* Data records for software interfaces
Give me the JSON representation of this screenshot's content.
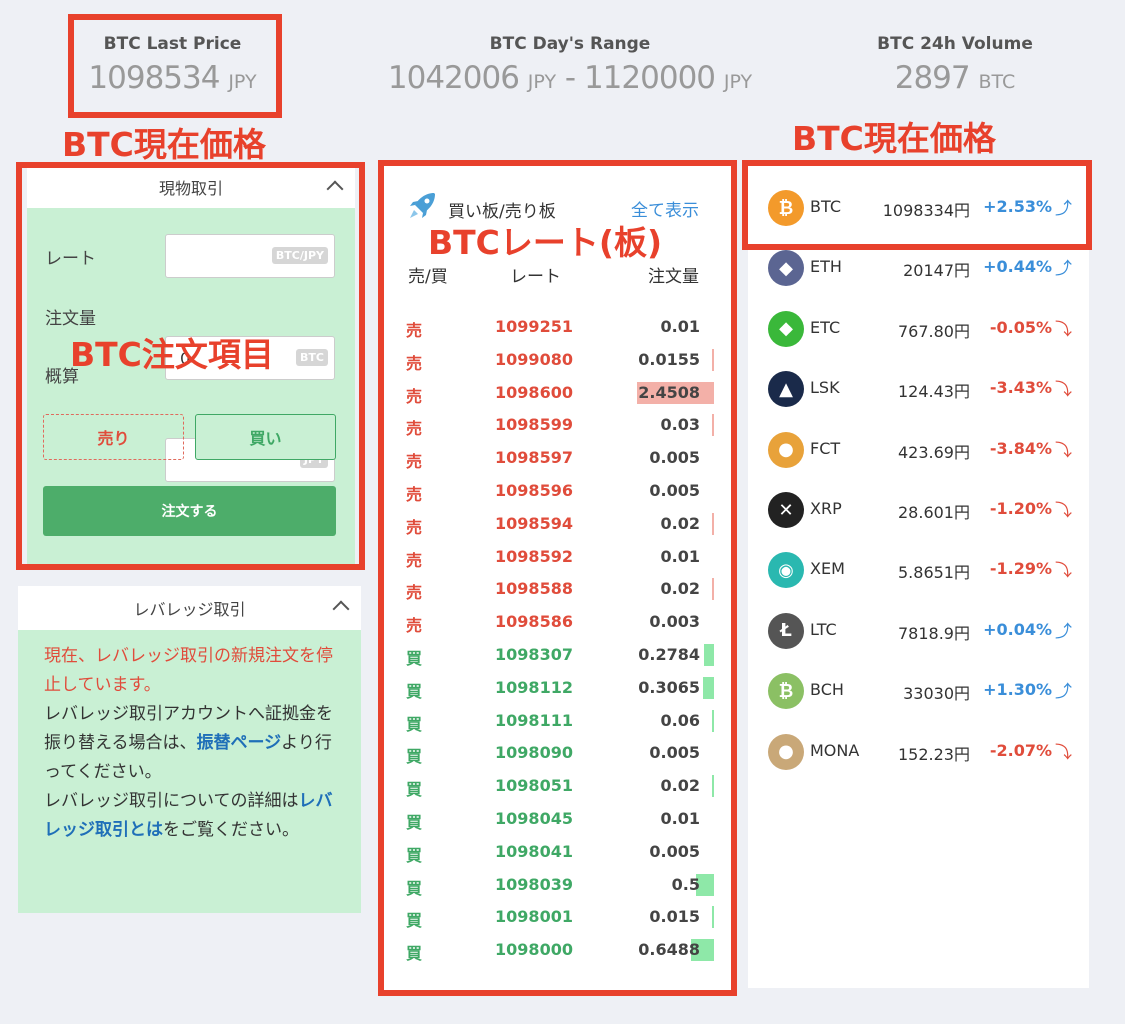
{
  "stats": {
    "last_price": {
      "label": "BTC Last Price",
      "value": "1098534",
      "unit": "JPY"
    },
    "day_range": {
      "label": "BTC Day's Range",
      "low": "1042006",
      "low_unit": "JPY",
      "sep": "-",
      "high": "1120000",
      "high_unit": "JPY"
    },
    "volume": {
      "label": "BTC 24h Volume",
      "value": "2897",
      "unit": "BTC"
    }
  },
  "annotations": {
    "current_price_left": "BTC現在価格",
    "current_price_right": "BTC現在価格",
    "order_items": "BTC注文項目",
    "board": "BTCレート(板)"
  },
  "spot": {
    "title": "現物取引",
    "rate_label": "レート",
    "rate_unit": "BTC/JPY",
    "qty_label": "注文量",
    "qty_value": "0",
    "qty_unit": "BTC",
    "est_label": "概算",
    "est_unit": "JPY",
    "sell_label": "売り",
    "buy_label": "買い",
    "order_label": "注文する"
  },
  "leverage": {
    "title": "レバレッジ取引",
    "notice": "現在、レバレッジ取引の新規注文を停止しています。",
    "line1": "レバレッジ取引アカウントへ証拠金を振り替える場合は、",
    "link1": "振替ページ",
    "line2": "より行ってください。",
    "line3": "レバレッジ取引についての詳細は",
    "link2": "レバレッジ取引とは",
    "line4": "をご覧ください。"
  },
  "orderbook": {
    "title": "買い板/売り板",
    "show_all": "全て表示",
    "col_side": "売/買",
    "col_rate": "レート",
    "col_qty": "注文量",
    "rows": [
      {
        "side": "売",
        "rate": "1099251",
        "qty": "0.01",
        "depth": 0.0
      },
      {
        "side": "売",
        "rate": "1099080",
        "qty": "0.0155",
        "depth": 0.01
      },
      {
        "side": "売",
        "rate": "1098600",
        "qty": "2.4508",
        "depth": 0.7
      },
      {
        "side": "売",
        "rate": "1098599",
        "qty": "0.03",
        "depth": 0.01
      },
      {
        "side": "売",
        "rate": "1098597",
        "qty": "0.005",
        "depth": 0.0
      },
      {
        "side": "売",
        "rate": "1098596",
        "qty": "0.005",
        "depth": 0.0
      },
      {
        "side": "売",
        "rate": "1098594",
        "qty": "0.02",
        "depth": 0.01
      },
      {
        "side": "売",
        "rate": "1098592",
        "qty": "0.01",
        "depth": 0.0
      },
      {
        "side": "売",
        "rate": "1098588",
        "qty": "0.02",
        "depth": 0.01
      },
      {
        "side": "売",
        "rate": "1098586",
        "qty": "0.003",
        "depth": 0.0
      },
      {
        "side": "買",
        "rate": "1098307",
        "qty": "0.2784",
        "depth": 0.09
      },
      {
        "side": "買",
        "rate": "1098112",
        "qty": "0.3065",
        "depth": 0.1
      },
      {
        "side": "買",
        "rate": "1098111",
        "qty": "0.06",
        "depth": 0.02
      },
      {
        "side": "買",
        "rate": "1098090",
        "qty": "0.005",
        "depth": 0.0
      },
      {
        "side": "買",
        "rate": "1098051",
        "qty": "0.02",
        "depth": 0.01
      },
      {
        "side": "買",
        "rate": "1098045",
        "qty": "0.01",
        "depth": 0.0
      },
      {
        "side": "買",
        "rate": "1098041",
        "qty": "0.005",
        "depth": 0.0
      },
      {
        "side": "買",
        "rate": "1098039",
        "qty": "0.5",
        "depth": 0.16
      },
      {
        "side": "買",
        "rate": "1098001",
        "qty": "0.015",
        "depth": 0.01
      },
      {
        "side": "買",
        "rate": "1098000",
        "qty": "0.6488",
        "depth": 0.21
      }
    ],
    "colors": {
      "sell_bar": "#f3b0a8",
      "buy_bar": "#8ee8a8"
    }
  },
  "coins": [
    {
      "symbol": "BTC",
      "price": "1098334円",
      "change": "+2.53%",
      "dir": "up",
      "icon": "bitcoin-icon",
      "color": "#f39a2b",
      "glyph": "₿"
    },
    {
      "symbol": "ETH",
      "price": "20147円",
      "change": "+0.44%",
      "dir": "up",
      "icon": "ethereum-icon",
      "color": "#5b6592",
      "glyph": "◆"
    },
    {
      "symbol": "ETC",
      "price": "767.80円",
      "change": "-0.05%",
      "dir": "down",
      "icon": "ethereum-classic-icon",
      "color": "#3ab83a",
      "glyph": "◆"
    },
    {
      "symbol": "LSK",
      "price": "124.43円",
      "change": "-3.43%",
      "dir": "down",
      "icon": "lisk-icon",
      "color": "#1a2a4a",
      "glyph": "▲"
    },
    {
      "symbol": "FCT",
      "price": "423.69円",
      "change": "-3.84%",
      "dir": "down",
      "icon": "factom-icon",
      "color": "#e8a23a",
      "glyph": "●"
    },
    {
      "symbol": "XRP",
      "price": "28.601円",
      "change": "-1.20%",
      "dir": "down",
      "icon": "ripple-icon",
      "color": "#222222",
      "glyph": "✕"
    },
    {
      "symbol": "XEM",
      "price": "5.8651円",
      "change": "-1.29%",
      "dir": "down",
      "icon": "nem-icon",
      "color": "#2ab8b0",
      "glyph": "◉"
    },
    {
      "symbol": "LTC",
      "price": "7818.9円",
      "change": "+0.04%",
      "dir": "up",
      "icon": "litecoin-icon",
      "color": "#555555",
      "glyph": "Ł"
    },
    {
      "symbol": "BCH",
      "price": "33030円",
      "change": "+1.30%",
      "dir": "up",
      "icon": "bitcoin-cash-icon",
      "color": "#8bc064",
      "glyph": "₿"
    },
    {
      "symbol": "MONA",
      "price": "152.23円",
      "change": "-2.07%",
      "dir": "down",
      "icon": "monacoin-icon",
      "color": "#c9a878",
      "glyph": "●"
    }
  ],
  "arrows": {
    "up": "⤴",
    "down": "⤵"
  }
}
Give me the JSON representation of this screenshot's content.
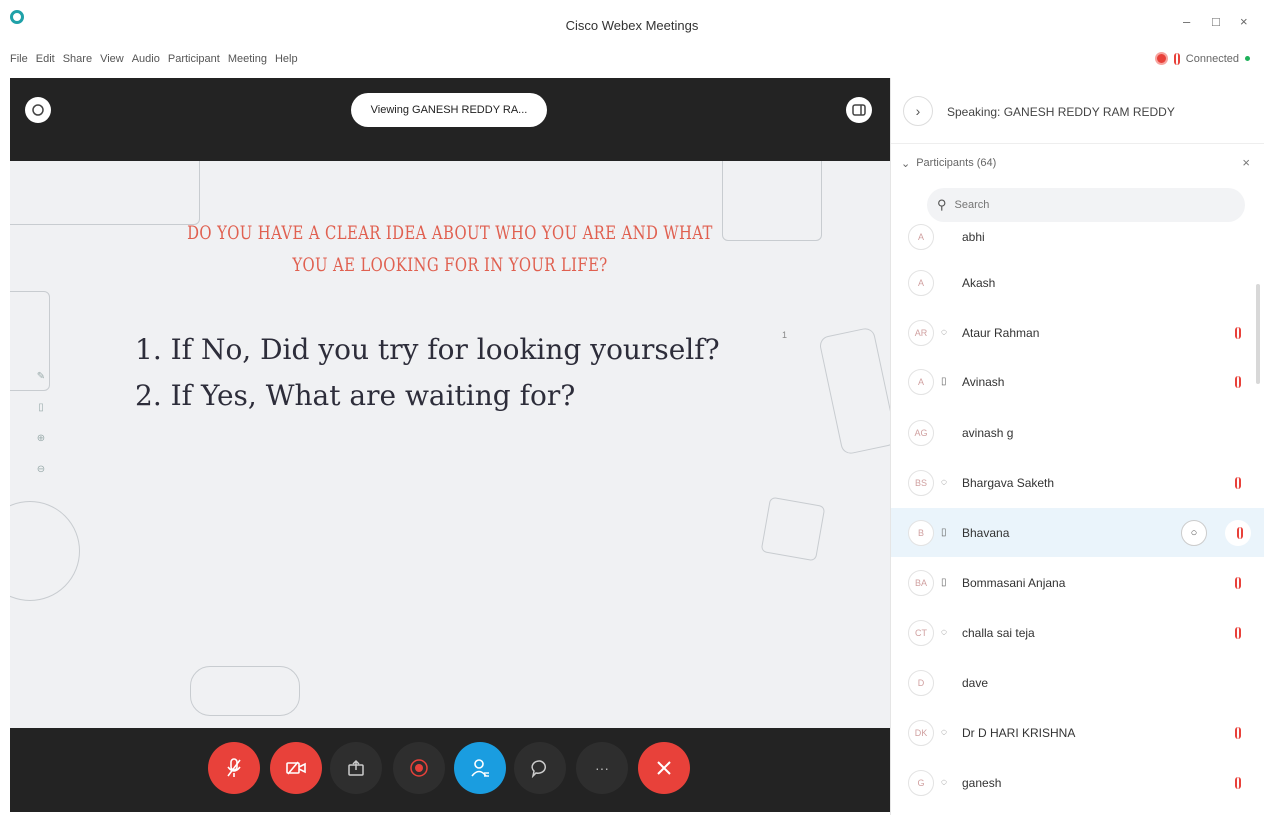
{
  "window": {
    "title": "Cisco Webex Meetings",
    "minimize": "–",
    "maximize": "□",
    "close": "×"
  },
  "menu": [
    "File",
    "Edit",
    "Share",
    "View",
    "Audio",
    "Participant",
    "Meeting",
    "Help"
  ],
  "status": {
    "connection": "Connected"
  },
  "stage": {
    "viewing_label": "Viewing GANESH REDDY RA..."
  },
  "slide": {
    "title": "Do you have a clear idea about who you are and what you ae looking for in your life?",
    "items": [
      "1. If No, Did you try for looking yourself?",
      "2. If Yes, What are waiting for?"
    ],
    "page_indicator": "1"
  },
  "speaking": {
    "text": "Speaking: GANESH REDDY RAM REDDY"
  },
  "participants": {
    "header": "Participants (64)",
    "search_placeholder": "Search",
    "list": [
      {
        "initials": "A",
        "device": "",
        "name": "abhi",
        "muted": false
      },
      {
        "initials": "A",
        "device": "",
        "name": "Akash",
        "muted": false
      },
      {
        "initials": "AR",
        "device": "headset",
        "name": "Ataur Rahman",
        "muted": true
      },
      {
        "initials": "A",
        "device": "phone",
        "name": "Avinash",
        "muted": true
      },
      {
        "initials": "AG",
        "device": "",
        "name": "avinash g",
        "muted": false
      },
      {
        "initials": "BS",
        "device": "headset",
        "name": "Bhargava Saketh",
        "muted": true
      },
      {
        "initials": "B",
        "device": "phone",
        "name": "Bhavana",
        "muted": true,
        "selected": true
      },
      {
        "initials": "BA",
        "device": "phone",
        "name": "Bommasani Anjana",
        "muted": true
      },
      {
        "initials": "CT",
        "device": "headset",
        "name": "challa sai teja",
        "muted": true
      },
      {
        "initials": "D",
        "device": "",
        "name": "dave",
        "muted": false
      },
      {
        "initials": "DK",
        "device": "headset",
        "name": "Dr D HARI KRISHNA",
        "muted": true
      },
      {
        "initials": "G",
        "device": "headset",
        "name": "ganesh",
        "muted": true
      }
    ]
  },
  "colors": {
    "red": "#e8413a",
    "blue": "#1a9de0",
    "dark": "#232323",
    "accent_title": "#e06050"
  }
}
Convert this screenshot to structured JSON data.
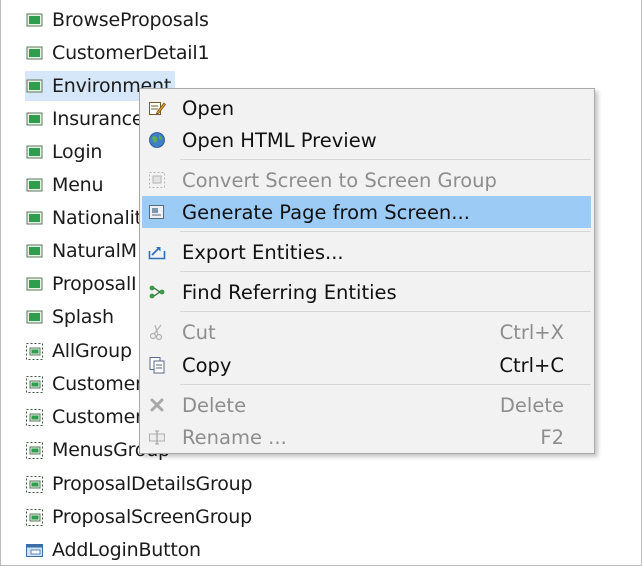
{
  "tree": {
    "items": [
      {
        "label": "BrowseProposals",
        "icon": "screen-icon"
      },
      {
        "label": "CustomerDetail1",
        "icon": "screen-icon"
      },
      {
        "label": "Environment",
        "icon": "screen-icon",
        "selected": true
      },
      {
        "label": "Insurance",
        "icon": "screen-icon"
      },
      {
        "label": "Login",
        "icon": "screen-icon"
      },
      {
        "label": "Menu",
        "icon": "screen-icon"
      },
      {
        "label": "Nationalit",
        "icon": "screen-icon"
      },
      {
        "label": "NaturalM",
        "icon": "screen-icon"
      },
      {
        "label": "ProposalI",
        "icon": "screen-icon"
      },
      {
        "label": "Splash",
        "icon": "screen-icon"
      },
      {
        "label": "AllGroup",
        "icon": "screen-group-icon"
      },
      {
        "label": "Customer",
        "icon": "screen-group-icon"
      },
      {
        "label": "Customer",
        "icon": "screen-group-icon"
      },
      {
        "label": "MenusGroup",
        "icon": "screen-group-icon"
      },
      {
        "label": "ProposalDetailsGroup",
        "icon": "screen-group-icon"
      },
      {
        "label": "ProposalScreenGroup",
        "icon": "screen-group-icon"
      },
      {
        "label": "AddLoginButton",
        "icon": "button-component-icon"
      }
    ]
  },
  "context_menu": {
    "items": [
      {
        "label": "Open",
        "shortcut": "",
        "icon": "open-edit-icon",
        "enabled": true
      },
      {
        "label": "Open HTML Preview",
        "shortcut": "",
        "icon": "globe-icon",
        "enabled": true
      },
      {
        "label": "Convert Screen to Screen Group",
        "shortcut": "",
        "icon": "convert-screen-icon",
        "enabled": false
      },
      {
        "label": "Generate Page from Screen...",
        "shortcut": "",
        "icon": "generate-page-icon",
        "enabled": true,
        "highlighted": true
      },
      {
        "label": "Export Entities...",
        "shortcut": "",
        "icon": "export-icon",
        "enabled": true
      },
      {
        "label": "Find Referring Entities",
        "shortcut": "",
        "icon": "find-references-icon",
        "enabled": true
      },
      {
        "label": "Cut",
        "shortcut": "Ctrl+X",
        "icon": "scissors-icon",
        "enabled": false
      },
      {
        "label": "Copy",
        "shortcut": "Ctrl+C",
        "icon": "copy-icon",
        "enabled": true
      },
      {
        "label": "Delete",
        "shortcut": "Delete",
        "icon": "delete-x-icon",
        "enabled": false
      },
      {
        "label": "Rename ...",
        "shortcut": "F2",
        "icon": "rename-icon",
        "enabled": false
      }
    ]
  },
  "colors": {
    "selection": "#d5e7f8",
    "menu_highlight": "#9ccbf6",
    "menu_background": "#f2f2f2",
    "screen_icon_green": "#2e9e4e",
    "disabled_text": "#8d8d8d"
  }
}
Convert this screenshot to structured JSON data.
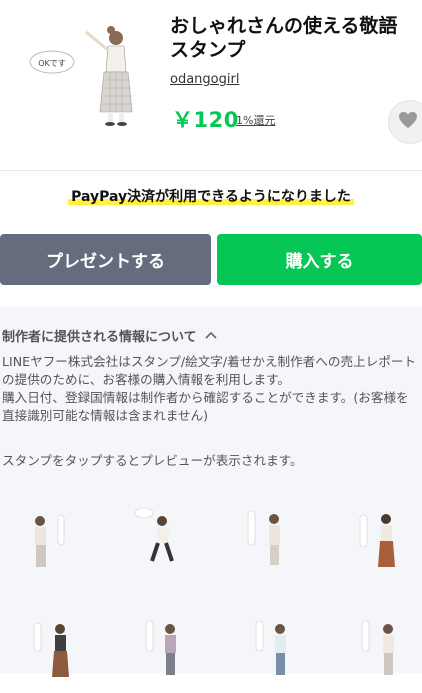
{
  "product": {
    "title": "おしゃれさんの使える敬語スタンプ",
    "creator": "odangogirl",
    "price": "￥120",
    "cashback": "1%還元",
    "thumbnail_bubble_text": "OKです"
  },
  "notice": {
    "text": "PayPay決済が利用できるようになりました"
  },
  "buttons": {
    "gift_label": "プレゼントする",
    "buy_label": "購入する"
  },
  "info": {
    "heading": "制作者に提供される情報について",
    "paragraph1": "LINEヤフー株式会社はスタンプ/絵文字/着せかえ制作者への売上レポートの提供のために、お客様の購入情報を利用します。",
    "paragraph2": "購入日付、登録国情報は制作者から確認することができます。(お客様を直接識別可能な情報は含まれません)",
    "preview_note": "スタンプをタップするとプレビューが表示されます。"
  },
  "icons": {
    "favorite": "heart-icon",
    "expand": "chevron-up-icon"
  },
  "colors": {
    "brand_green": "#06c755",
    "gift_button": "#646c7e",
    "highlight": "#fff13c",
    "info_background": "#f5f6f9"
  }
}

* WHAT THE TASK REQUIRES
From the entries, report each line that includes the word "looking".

* FINISHED TASK
    "title": "Do you have a clear idea about who you are and what you ae looking for in your life?",
      "1. If No, Did you try for looking yourself?",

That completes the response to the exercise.